You Don't Need a Gym to Exercise
Just starting out? Looking for a workout you can do outside of the gym? Becca Batttaglini, UNC-Chapel Hill’s Director of Lifetime Fitness suggest this workout plan to get you started at home with little or no equipment – just a floor and, if you choose, a mat.
“Many people think you have to have a lot of equipment to get started, or going to a gym just doesn’t appeal to them or may be intimidating,” Battaglini said. “Exercise can be done any where you are. If you work in an office, get up and do knee raises at your desk. Run or walk up stairs in any building.”
When choosing a routine, Battaglini recommends you aim for a well-rounded exercise program that includes cardio, weight training and flexibility. Knowing how to put these together in a week of workouts can be confusing. Should you do cardio and strength training on the same day? Which one should you do first? This will depend on your goals, schedule and fitness level, which means there are endless ways to set up your workout program. Below are some basic guidelines for getting started with a complete exercise program.
For Beginners: You should start slowly with a basic cardio program and a full body resistance training routine. You'll want to have recovery days to allow your body to rest and your muscles to heal from your new routine. A typical beginner program will include about three days of cardio and 2 days of strength training.
For Intermediate Exercisers: If you've been exercising for a while and your goal is to lose weight, you want to aim for 20-60 minutes of cardio about 5 or more times a week.
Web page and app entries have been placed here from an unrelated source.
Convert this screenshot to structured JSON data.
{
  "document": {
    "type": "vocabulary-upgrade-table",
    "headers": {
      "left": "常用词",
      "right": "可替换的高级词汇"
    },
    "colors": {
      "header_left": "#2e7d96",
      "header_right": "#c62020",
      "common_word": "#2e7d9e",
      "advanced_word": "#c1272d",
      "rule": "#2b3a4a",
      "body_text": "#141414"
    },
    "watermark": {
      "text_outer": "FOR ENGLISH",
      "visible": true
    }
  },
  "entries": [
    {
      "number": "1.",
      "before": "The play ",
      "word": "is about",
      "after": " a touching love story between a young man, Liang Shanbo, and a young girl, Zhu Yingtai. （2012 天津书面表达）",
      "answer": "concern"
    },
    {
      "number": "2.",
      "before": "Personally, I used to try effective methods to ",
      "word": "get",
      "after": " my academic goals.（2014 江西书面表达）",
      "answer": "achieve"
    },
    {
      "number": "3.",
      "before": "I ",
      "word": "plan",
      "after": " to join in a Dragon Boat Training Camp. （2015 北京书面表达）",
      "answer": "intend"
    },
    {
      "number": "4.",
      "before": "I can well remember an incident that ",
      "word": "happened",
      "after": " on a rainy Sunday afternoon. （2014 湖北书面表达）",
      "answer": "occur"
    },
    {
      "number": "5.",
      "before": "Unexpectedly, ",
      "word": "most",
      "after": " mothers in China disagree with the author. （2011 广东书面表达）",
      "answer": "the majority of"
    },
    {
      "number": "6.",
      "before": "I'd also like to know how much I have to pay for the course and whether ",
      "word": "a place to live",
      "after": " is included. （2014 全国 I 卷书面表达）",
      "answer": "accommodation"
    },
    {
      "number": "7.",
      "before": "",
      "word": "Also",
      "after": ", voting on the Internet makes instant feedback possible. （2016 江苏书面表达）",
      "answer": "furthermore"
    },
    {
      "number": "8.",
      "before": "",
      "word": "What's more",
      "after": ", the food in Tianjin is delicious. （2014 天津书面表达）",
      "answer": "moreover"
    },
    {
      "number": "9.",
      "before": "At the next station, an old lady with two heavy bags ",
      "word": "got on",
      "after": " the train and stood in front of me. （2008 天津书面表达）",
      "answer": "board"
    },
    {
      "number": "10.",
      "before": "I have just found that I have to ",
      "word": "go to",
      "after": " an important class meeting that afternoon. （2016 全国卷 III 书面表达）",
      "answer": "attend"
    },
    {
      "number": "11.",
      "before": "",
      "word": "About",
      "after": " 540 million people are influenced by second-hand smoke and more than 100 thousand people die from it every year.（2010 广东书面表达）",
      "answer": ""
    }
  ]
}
You can do cardio and weight training on the same day, depending on your time constraints. It doesn't matter which one you do first, so vary your routine and try different combinations to find the one that is right for you.
Whatever you choose to do, if you’re just getting starting or just are not sure about your fitness level, you can take the quiz, What's Your Fitness Level? to get insight and resources to help you get started.
Karen ArchiaAssociate Producer, The Fitness Files